DIRECTIONS:
Output the data in full and exactly as presented.

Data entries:
———
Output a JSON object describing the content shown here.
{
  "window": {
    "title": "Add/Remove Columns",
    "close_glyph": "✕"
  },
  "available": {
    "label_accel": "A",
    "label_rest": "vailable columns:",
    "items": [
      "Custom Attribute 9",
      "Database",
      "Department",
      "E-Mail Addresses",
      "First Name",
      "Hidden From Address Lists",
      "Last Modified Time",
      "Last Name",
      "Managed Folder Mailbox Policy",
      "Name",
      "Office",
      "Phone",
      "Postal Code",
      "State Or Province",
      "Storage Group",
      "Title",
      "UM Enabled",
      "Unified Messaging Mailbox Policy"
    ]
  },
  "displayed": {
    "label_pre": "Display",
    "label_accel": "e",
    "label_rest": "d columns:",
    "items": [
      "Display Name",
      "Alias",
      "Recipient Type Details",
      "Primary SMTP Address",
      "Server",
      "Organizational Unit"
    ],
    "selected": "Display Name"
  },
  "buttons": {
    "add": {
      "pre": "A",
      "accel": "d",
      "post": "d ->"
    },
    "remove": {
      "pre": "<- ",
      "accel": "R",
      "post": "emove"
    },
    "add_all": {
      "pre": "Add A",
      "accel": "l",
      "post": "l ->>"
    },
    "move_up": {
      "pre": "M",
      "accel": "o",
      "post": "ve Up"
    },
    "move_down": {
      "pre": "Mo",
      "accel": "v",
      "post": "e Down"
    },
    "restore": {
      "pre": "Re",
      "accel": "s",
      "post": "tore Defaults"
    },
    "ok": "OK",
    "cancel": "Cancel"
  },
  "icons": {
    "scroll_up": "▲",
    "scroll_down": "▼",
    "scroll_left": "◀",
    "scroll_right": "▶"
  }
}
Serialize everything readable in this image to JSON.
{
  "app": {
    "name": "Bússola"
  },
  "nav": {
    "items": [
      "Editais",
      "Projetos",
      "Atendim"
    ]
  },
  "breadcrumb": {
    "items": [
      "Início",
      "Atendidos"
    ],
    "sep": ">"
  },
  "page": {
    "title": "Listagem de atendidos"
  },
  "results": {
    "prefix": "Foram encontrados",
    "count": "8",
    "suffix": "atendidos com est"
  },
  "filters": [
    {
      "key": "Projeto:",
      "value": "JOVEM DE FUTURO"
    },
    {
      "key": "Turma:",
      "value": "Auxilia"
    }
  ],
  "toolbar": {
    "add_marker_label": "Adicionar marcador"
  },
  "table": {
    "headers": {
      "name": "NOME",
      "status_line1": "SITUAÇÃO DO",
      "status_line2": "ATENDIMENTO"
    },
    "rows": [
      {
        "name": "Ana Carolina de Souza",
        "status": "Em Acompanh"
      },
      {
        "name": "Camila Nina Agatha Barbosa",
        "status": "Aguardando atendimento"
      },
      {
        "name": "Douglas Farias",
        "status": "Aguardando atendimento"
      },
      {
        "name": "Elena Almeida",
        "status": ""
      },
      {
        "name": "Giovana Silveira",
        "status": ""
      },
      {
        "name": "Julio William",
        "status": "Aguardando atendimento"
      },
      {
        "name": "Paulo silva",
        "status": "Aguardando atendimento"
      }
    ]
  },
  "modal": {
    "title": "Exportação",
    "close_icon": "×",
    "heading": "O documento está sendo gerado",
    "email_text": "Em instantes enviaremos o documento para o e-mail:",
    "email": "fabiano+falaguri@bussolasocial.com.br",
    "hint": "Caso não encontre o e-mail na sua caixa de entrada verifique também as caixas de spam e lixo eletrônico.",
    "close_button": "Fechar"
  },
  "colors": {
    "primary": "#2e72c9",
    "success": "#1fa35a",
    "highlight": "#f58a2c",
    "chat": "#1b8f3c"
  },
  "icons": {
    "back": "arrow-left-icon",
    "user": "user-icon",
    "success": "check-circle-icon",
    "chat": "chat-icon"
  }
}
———
ANSWER SPACE:
Output a JSON object describing the content shown here.
{
  "window": {
    "title": "Add/Remove Columns",
    "close_glyph": "✕"
  },
  "available": {
    "label_accel": "A",
    "label_rest": "vailable columns:",
    "items": [
      "Custom Attribute 9",
      "Database",
      "Department",
      "E-Mail Addresses",
      "First Name",
      "Hidden From Address Lists",
      "Last Modified Time",
      "Last Name",
      "Managed Folder Mailbox Policy",
      "Name",
      "Office",
      "Phone",
      "Postal Code",
      "State Or Province",
      "Storage Group",
      "Title",
      "UM Enabled",
      "Unified Messaging Mailbox Policy"
    ]
  },
  "displayed": {
    "label_pre": "Display",
    "label_accel": "e",
    "label_rest": "d columns:",
    "items": [
      "Display Name",
      "Alias",
      "Recipient Type Details",
      "Primary SMTP Address",
      "Server",
      "Organizational Unit"
    ],
    "selected": "Display Name"
  },
  "buttons": {
    "add": {
      "pre": "A",
      "accel": "d",
      "post": "d ->"
    },
    "remove": {
      "pre": "<- ",
      "accel": "R",
      "post": "emove"
    },
    "add_all": {
      "pre": "Add A",
      "accel": "l",
      "post": "l ->>"
    },
    "move_up": {
      "pre": "M",
      "accel": "o",
      "post": "ve Up"
    },
    "move_down": {
      "pre": "Mo",
      "accel": "v",
      "post": "e Down"
    },
    "restore": {
      "pre": "Re",
      "accel": "s",
      "post": "tore Defaults"
    },
    "ok": "OK",
    "cancel": "Cancel"
  },
  "icons": {
    "scroll_up": "▲",
    "scroll_down": "▼",
    "scroll_left": "◀",
    "scroll_right": "▶"
  }
}
Serialize everything readable in this image to JSON.
{
  "app": {
    "name": "Bússola"
  },
  "nav": {
    "items": [
      "Editais",
      "Projetos",
      "Atendim"
    ]
  },
  "breadcrumb": {
    "items": [
      "Início",
      "Atendidos"
    ],
    "sep": ">"
  },
  "page": {
    "title": "Listagem de atendidos"
  },
  "results": {
    "prefix": "Foram encontrados",
    "count": "8",
    "suffix": "atendidos com est"
  },
  "filters": [
    {
      "key": "Projeto:",
      "value": "JOVEM DE FUTURO"
    },
    {
      "key": "Turma:",
      "value": "Auxilia"
    }
  ],
  "toolbar": {
    "add_marker_label": "Adicionar marcador"
  },
  "table": {
    "headers": {
      "name": "NOME",
      "status_line1": "SITUAÇÃO DO",
      "status_line2": "ATENDIMENTO"
    },
    "rows": [
      {
        "name": "Ana Carolina de Souza",
        "status": "Em Acompanh"
      },
      {
        "name": "Camila Nina Agatha Barbosa",
        "status": "Aguardando atendimento"
      },
      {
        "name": "Douglas Farias",
        "status": "Aguardando atendimento"
      },
      {
        "name": "Elena Almeida",
        "status": ""
      },
      {
        "name": "Giovana Silveira",
        "status": ""
      },
      {
        "name": "Julio William",
        "status": "Aguardando atendimento"
      },
      {
        "name": "Paulo silva",
        "status": "Aguardando atendimento"
      }
    ]
  },
  "modal": {
    "title": "Exportação",
    "close_icon": "×",
    "heading": "O documento está sendo gerado",
    "email_text": "Em instantes enviaremos o documento para o e-mail:",
    "email": "fabiano+falaguri@bussolasocial.com.br",
    "hint": "Caso não encontre o e-mail na sua caixa de entrada verifique também as caixas de spam e lixo eletrônico.",
    "close_button": "Fechar"
  },
  "colors": {
    "primary": "#2e72c9",
    "success": "#1fa35a",
    "highlight": "#f58a2c",
    "chat": "#1b8f3c"
  },
  "icons": {
    "back": "arrow-left-icon",
    "user": "user-icon",
    "success": "check-circle-icon",
    "chat": "chat-icon"
  }
}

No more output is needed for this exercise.